The AI Act and the Existential Risk Facing Journalism

Courtney Radsch / Mar 25, 2024

Courtney C. Radsch is director of the Center for Journalism and Liberty at the Open Markets Institute and a senior fellow at the Centre for International Governance Innovation, and serves on the board of Tech Policy Press.

The AI Act passed the European Parliament on March 13, 2024. Shutterstock

The European Union’s Artificial Intelligence Act (AI Act), passed this month, is a pioneering effort to fill a legal regulatory void with ethical, safety and rights-based standards for the adoption of AI. But as much as it is welcome, it is insufficient to address both the immediate and existential risks these technologies pose — and the harms they are already causing.

The AI Act sets legally enforceable limits on the types of permissible AI systems, risk assessment and transparency requirements, and penalties for failure of compliance. As such, it marks an important step forward from the inadequate voluntary ethical and safety standards we’ve seen in various jurisdictions, such as the US, so far.

But failing to address the harms that have already been caused by the rapid proliferation of these technologies, from the theft of intellectual property (IP) and the rise of synthetic media-making tools to the impacts of unaccountable algorithmic decision-making and facial recognition systems, means these harms may be irreversible by the time the law comes into effect.

The Act has a tiered timeline for implementation and enforcement, meaning it won’t be fully applicable until two years after it goes into force. Corporations will have three years to meet all of the obligations for high-risk systems.

This extended timeline could prove fatal to achieving the Act's goals, especially when it comes to protecting democracy. The European Union and at least 64 countries representing nearly half of the world’s population are holding elections this year amid a proliferation of AI-propelled mis- and disinformation, massive closures of news outlets and layoffs of journalists around the world. The consequences of this will already be felt by the time the Act goes into full force.

That said, the Act does offer a glimmer of hope. A pivotal part of the legislation mandates that covered companies publish information about the content they use for training AI models and requires that they comply with European copyright laws. That has enormous implications for the future business of journalism and, by extension, democracy.

The requirement appears consequential for journalists, news publishers, artists and workers in creative industries around the world who have seen their work used to build some of the most valuable companies ever, even as many of their professions are on the brink of extinction.

The Act could essentially compel AI companies to develop the technology required to track their use of rights-protected content, obtain a license, or provide compensation.

This raises some critical questions: large language models (LLMs) and the generative AI search and content creation systems they enable are already built on the wide scale theft of IP. It is not clear whether AI companies will be forced to comply with the Act retroactively, but at least it will apply to “partnerships” with tech firms based outside the European Union.

French AI start-up Mistral, for example, inked a $2 billion deal with Microsoft last month, focused on the development of LLMs, and has indicated its future products will not be open-source like its previous models. But both companies will be subject to the Act, since they operate in the European Union.

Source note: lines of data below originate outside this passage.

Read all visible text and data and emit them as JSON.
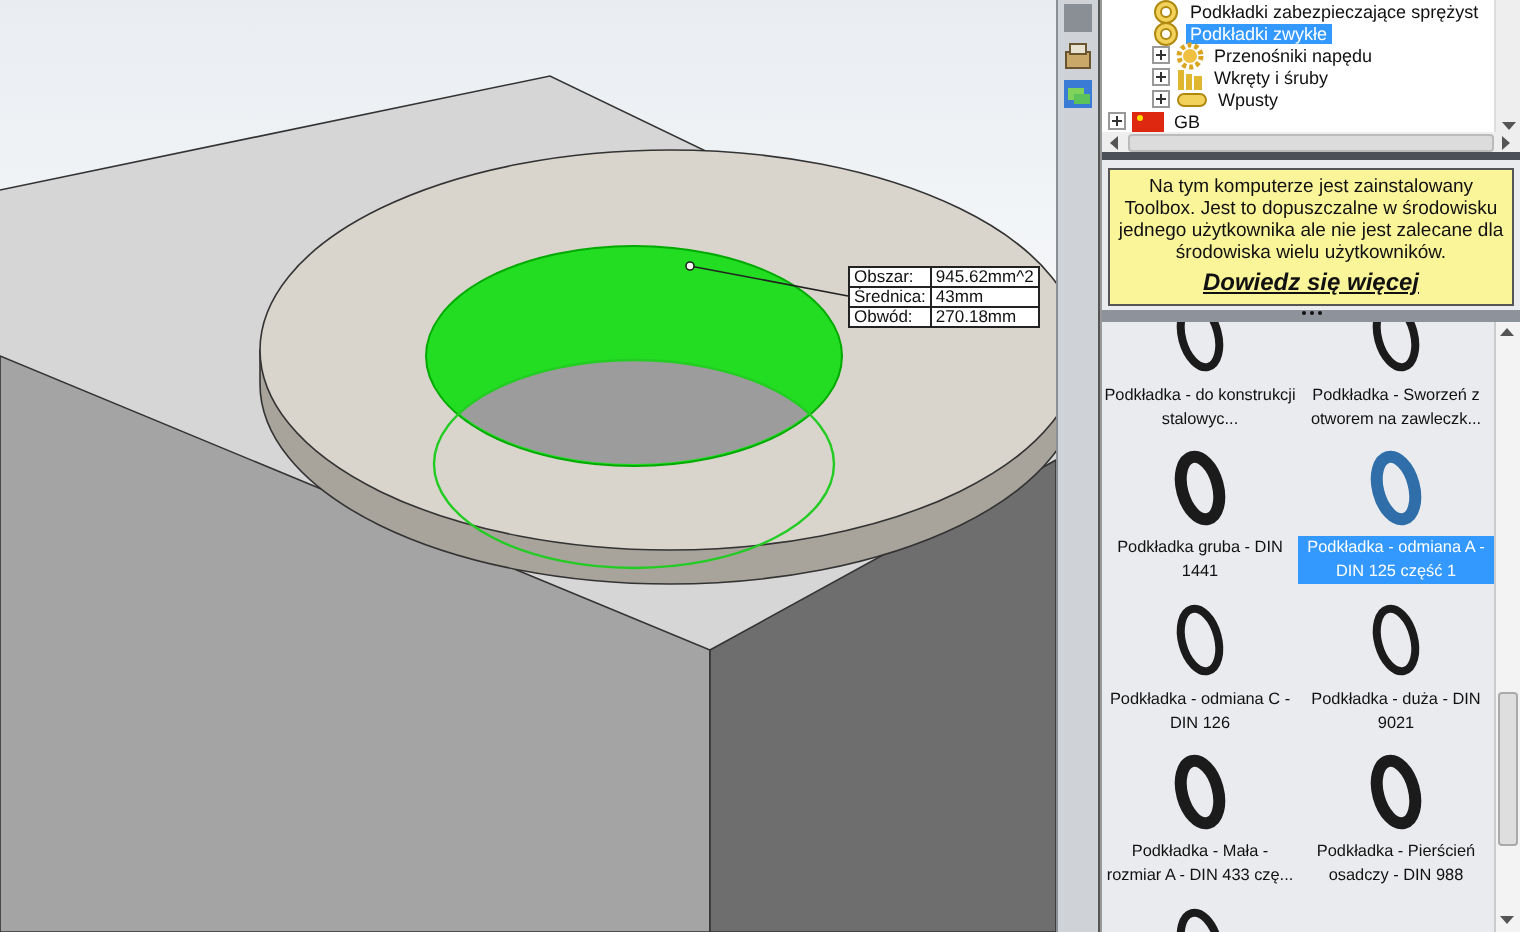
{
  "viewport": {
    "measurement": {
      "rows": [
        {
          "label": "Obszar:",
          "value": "945.62mm^2"
        },
        {
          "label": "Średnica:",
          "value": "43mm"
        },
        {
          "label": "Obwód:",
          "value": "270.18mm"
        }
      ]
    }
  },
  "tree": {
    "items": [
      {
        "children": [
          {
            "label": "Podkładki zabezpieczające sprężyst",
            "kind": "washer",
            "selected": false
          },
          {
            "label": "Podkładki zwykłe",
            "kind": "washer",
            "selected": true
          },
          {
            "label": "Przenośniki napędu",
            "kind": "gear",
            "expanded": false,
            "selected": false
          },
          {
            "label": "Wkręty i śruby",
            "kind": "screw",
            "expanded": false,
            "selected": false
          },
          {
            "label": "Wpusty",
            "kind": "key",
            "expanded": false,
            "selected": false
          }
        ]
      },
      {
        "label": "GB",
        "kind": "flag",
        "expanded": false,
        "selected": false
      }
    ]
  },
  "notice": {
    "text": "Na tym komputerze jest zainstalowany Toolbox. Jest to dopuszczalne w środowisku jednego użytkownika ale nie jest zalecane dla środowiska wielu użytkowników.",
    "link": "Dowiedz się więcej"
  },
  "parts": [
    {
      "label": "Podkładka - do konstrukcji stalowyc...",
      "selected": false
    },
    {
      "label": "Podkładka - Sworzeń z otworem na zawleczk...",
      "selected": false
    },
    {
      "label": "Podkładka gruba - DIN 1441",
      "selected": false
    },
    {
      "label": "Podkładka - odmiana A - DIN 125 część 1",
      "selected": true
    },
    {
      "label": "Podkładka - odmiana C - DIN 126",
      "selected": false
    },
    {
      "label": "Podkładka - duża - DIN 9021",
      "selected": false
    },
    {
      "label": "Podkładka - Mała - rozmiar A - DIN 433 czę...",
      "selected": false
    },
    {
      "label": "Podkładka - Pierścień osadczy - DIN 988",
      "selected": false
    }
  ]
}
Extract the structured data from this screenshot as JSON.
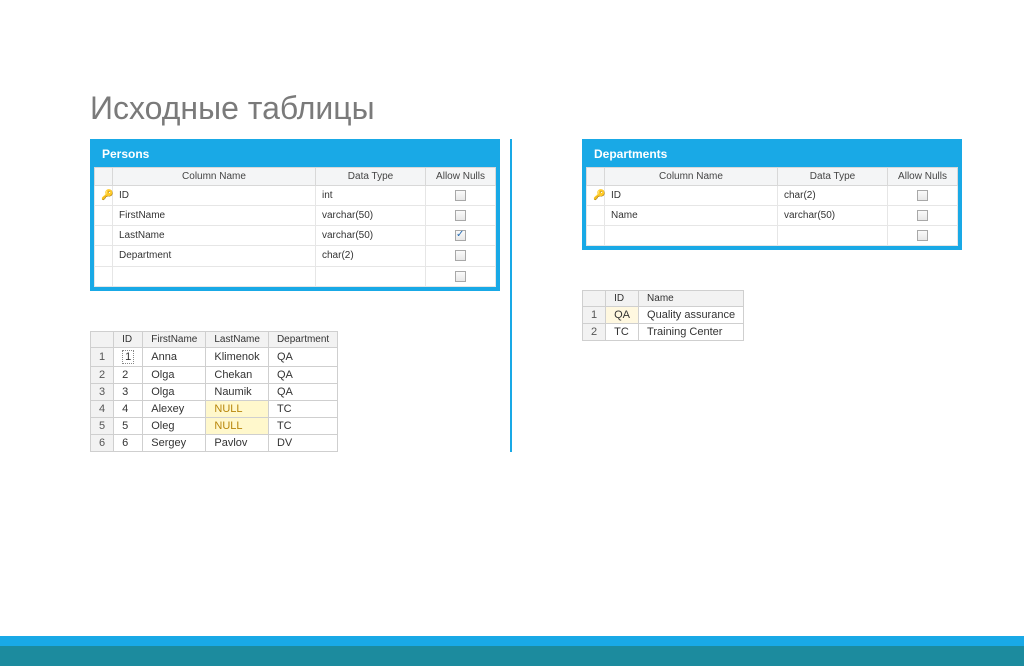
{
  "title": "Исходные таблицы",
  "schema_headers": {
    "col_name": "Column Name",
    "data_type": "Data Type",
    "allow_nulls": "Allow Nulls"
  },
  "persons_schema": {
    "title": "Persons",
    "cols": [
      {
        "pk": true,
        "name": "ID",
        "type": "int",
        "allow": false
      },
      {
        "pk": false,
        "name": "FirstName",
        "type": "varchar(50)",
        "allow": false
      },
      {
        "pk": false,
        "name": "LastName",
        "type": "varchar(50)",
        "allow": true
      },
      {
        "pk": false,
        "name": "Department",
        "type": "char(2)",
        "allow": false
      },
      {
        "pk": false,
        "name": "",
        "type": "",
        "allow": false
      }
    ]
  },
  "departments_schema": {
    "title": "Departments",
    "cols": [
      {
        "pk": true,
        "name": "ID",
        "type": "char(2)",
        "allow": false
      },
      {
        "pk": false,
        "name": "Name",
        "type": "varchar(50)",
        "allow": false
      },
      {
        "pk": false,
        "name": "",
        "type": "",
        "allow": false
      }
    ]
  },
  "persons_data": {
    "headers": [
      "ID",
      "FirstName",
      "LastName",
      "Department"
    ],
    "rows": [
      {
        "n": "1",
        "c": [
          "1",
          "Anna",
          "Klimenok",
          "QA"
        ]
      },
      {
        "n": "2",
        "c": [
          "2",
          "Olga",
          "Chekan",
          "QA"
        ]
      },
      {
        "n": "3",
        "c": [
          "3",
          "Olga",
          "Naumik",
          "QA"
        ]
      },
      {
        "n": "4",
        "c": [
          "4",
          "Alexey",
          "NULL",
          "TC"
        ]
      },
      {
        "n": "5",
        "c": [
          "5",
          "Oleg",
          "NULL",
          "TC"
        ]
      },
      {
        "n": "6",
        "c": [
          "6",
          "Sergey",
          "Pavlov",
          "DV"
        ]
      }
    ]
  },
  "departments_data": {
    "headers": [
      "ID",
      "Name"
    ],
    "rows": [
      {
        "n": "1",
        "c": [
          "QA",
          "Quality assurance"
        ]
      },
      {
        "n": "2",
        "c": [
          "TC",
          "Training Center"
        ]
      }
    ]
  }
}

Requiring authorization from rights holders for use of their content, the Act opens the door to content creators for licensing deals or compensation. A statement by a coalition of European cultural, creator, and publisher organizations representing thousands of rights holders, including many based outside of the European Union, called it “a first step for rightsholders to enforce their rights.”

To be sure, the Act contains a caveat, “unless relevant copyright exceptions and limitations apply,” that could impede news publishers’ ability to require authorization and, by extension, compensation. And there’s an exception that permits “temporary acts of reproduction which are an essential part of a technological process.” How this applies to developing and training AI models remains unclear and highly contested.

Nonetheless, it’s undeniably positive that the Act’s transparency requirements will allow publishers and creators worldwide to peer under the hood of the foundation models on which the generative AI revolution has been built. Transparency will also help strengthen efforts to combat monopoly power in the AI sector, which is already highly concentrated, making it the biggest threat given the impunity it grants tech companies that pollute the information ecosystem.

Ensuring that journalism remains viable and that the news industry can adapt to the AI era should be a key goal as this legislation is implemented. The existential risk that AI poses to the viability of journalism, given its crucial role in democracy, should be front and center in the implementation of this first-of-its-kind AI legislation.


Courtney Radsch
Dr. Courtney C. Radsch is a journalist, author and advocate working at the nexus of technology, media and policy. She is Director of the Center for Journalism and Liberty and a fellow at the UCLA Institute for Technology, Law & Policy and the Center for Media Data and Society (CEU). She has led medi...